I more or less secretly invited Stephen Hanks, who reviews everyone in this town, to my show because I knew he didn't really know my music and I wanted to see how a stranger with great ears would react.

Little did I know what I was in store for when he finally wrote his mind-blowing review.

And now this:
Steve Schalchlin: Tales From the Bonus Round, Metropolitan Room/Urban Stages--Schalchlin presented this intensely personal set of original songs in two different venues between late October and March, and it was arguably one of the surprisingly satisfying shows of the year (the CD was a 2013 BWW Award nominee). Many numbers chronicled the songwriter's emotions when he was near death from AIDS in the 1990s, but the set was also uplifting and life affirming, and he delivered his own songs with clarity and passion. Projected BWW Award nomination category: Best Male Vocalist

The Evidence of Your Life.

We are moving across the street into Manhattan Plaza after 11 years on the waiting list.

It will be our home. I feel like I'm moving into a retirement community. But it's filled with actors and musicians and dancers and singers. And we know so many of them already! It'll be like moving home to a home you haven't lived in yet.

But the process of moving. Even though it's only across the street, Jim is now sitting and going through every single piece of paper in the place. Papers found in folders in boxes, in drawers.

It's a weird sensation to go through the evidence of your existence on this planet from materials that pre-date the Internet. News clippings. Like one from Omaha where my face and my newly-googly eye graced the top half of the page, with the cast of The Last Session rehearsing behind me.

I did this four years ago when I single-handedly, with a few close friends, did this. Went through every piece of paper. And I jettisoned a lot. Especially if there was two of anything. But I kept stuff that didn't need to be kept, but which I wanted Jim to look at.

Emotions and memories of your life come crashing like waves. I can feel it in my chest when I think about it, even as I'm typing these words.

I like the evidence of my life. When I worked on the cruise ship, when I sang with bands.

The most embarrassing papers are stacks of notebooks of lyrics I wrote along the way, on my journey from hippie church musician to rock and roll to theater to musical directing to acceptable songwriter to composer.

Hundreds of lyrics! All terrible! And the worst part is that when I read them, I can go back to how I felt when I wrote them. I usually felt they were terrible, too, but only after trying them out and singing them, thinking that maybe I was wrong and someone would hear something I don't hear. (They didn't).

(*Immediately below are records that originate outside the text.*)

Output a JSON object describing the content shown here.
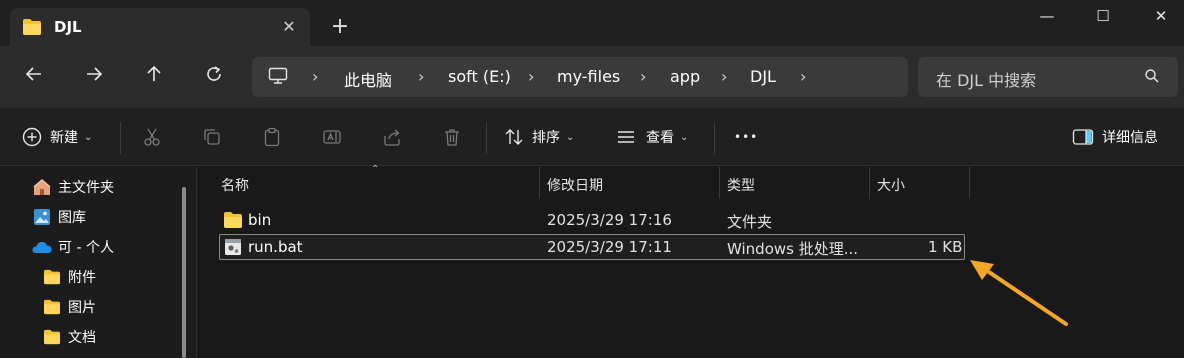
{
  "tab": {
    "title": "DJL",
    "close": "✕",
    "new_tab": "+"
  },
  "window": {
    "minimize": "—",
    "maximize": "☐",
    "close": "✕"
  },
  "breadcrumb": {
    "items": [
      "此电脑",
      "soft (E:)",
      "my-files",
      "app",
      "DJL"
    ],
    "separator": "›"
  },
  "search": {
    "placeholder": "在 DJL 中搜索"
  },
  "command_bar": {
    "new_label": "新建",
    "sort_label": "排序",
    "view_label": "查看",
    "more_label": "•••",
    "details_label": "详细信息"
  },
  "sidebar": {
    "items": [
      {
        "label": "主文件夹",
        "icon": "home-icon"
      },
      {
        "label": "图库",
        "icon": "gallery-icon"
      },
      {
        "label": "可 - 个人",
        "icon": "onedrive-cloud-icon"
      },
      {
        "label": "附件",
        "icon": "folder-icon"
      },
      {
        "label": "图片",
        "icon": "folder-icon"
      },
      {
        "label": "文档",
        "icon": "folder-icon"
      }
    ]
  },
  "columns": {
    "name": "名称",
    "modified": "修改日期",
    "type": "类型",
    "size": "大小"
  },
  "files": [
    {
      "name": "bin",
      "modified": "2025/3/29 17:16",
      "type": "文件夹",
      "size": "",
      "icon": "folder-icon"
    },
    {
      "name": "run.bat",
      "modified": "2025/3/29 17:11",
      "type": "Windows 批处理...",
      "size": "1 KB",
      "icon": "batch-file-icon",
      "selected": true
    }
  ],
  "colors": {
    "accent_arrow": "#f5a623",
    "folder": "#f4c430",
    "background": "#191919"
  }
}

Except for one or two. Sitting the front seat of a car with Bobby Cox, my guitarist, both of us jamming out on a cassette of a recording we just made. The song is juvenile, but boy did we have fun. I'm a lead guitar junkie/groupie.

And so it goes.

The great thing about living in the bonus round is that I get to relive those days. They are rich and they make me cry. And they make me remember that life is less about events than it is about the moments when you were with people who made you feel good.

People want to be rich so they can do big things. But all the money in the world couldn't give me a more 'scream out loud' and laugh ourselves stupid experience.